Fit-Out Financing Option 1: The Landlord Pays
The first option is to have your landlord pay for it. This may seem like the perfect solution at first glance but stick with me. While you may not have to pay $100,000 upfront, you will still end up paying for it in the long-run. Your landlord will finance the cost of the project (possibly by taking out a loan himself), and then the cost of that will trickle down to you through increased rent. For example, before the fit-out expense, your rent may have just been $10 per square foot and after you may be paying $12 or $13 per square foot for the increased value of the office. This extra cash will then be used to either pay the Landlord back and/or to pay the loan payments the Landlord took out to finance your improvements.
Fit-Out Financing Option 2: The Tenant Pays
You could pay for the modifications yourself. If you do not have tens of thousands of dollars waiting to be spent on your new office space, or even if you do but do not want to spend the cash right now your business will need to take out a loan to pay for the fit-out. The benefit in this scenario is that the rent stays lower and your business gets any tax benefits in funding the improvements. Over the term of the lease you will typically have a reduced cash outlay by not paying the Landlords mark-up for supplying the funding. Is this approach worth it additional effort for your business to save money?
Fit-Out Financing Option 3: Hybrid
Luckily, there is also a middle ground in which you can share the risk for the fit-out financing. This can be done in a multitude of ways and the details will need to be worked out with your Landlord as no two hybrid approaches are quite the same.
The most difficult part of fit-out financing is that you may not know what you are doing, you have not done this before or at least in a long time and you don’t want to get yourself into a legally binding agreement that is not in your best interest and find yourself faced with contractors and financing hurdles that take your time away from your businesses focus.

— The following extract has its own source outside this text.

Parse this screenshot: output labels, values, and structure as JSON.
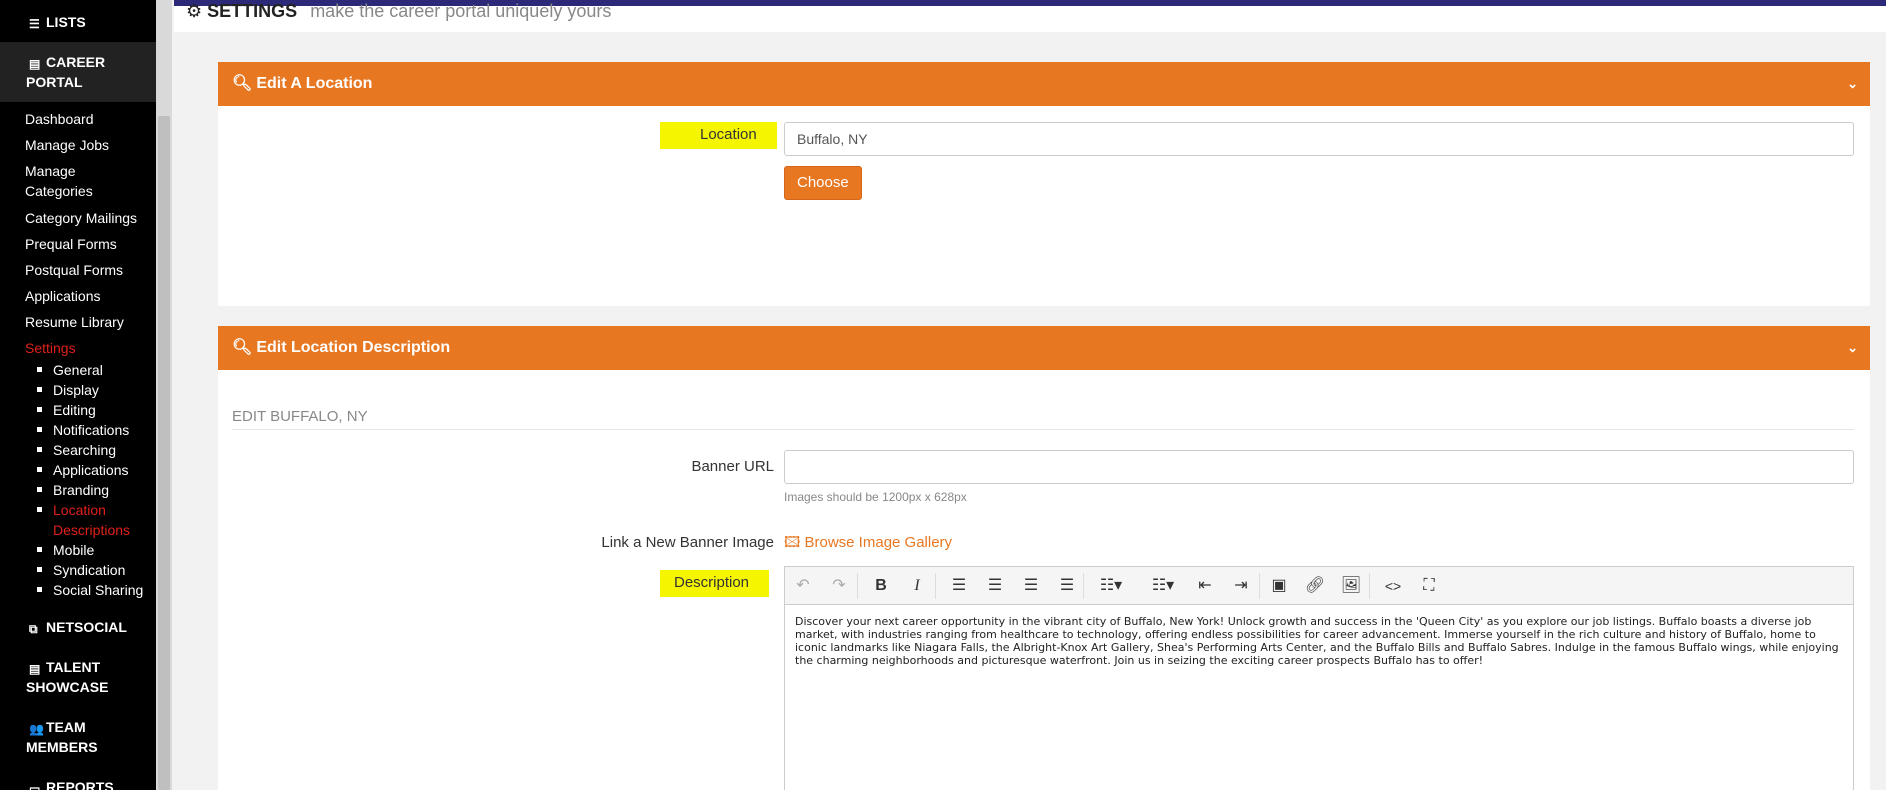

Maybe you want help but you just don’t know where to turn. That is where AushCo comes in. We will help you every step of the way to get you into the perfect office – under an agreement that works for you.